Getting Started With Creativity
Getting started with Creativity in your organisation
Creativity is a powerful business tool
Creativity can be used every day for events such as meetings. Why not rewrite the ‘Meetings Handbook’ to include Edward de Bono’s Six Thinking Hats or include relaxation or visualisation as part of everyday working life? There are many ways of using creativity, however, I believe that a good starting point is to:
- Measure the current creative climate within the organisation (How? use our Innovation Toolkit …)
- Create a toolbox of essential models and techniques
- Develop creative leaders and managers
- Form creative teams
- Explore alternative techniques for change, problem-solving and creating strategy
- Use an external facilitator or catalyst to help kick-start the process
As a bare minimum, we believe that you should be looking at the following areas within your business or organisation.

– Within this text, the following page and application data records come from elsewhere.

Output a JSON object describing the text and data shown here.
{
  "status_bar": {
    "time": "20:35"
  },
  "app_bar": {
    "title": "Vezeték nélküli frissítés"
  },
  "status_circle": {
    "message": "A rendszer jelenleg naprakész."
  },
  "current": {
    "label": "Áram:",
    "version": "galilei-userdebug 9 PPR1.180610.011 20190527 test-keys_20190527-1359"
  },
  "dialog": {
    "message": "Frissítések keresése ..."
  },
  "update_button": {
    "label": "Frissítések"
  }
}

The list is only a small subset of the areas that we look at when carrying out audits. Contact us to find out how we can help you. In the meantime, you can use the following to take a look at possible areas for improvement within your organisation.
Strategic barriers to Creativity
Strategic barriers to creativity include, but are not limited to the following:
- Preferred ways of decision making
- Solving problems
- Use of finance
- Assessment of, and attitude towards risk
‘Good’ organisational culture is characterised by individuals feeling empowered, constructive personal relationships and a sense of time and space to ‘play’ and learn. There should also be a feeling that the organisation acts as a whole with high intrinsic motivation amongst employees. There is nothing that you can do directly to create the ideal culture for creativity to flourish, all you can do is create the right environment and let it grow. This is a little like gardening. We can plant seeds or plants, water and feed them but standing and shouting GROW at them does not work.
This is culture that is espoused by those in senior positions. If the organisation is in balance then organisational and corporate culture will mirror each other. Espoused values should centre on trust and freedom and open communications with tacit and explicit knowledge being valued equally.
Time should be allowed to prototype, to learn not to repeat our failures and to capture experiences for reuse later. Most importantly, all of these processes must be systematic. Quite often knowledge is seen as a source of power and the ability to learn and share might require a shift in HR policies within an organisation.
Process and Structure
Creativity must be’”un-managed’ i.e. a framework is required but without prescriptive manuals or procedures. It must be part of the organisational fabric. This will impact HR policies and also the way in which the organisation is led and managed. The types of structure required are loose and flexible, rather like those found in emerging social networks.
Leadership and Management
Strategic direction is set by those at the top. Often there are no concrete objectives and a strategy emerges quite by accident. A creative organisation must know where it is supposed to be going and what resources it has to do the job required. Research has shown that significantly over-resourcing a project has no effect and neither does under-resourcing. Creative Leadership requires both a traditional set of Leadership and Management tools and some new tools and techniques. Creative Leaders must be flexible, be able to live with ambiguity and select the right tools for the job.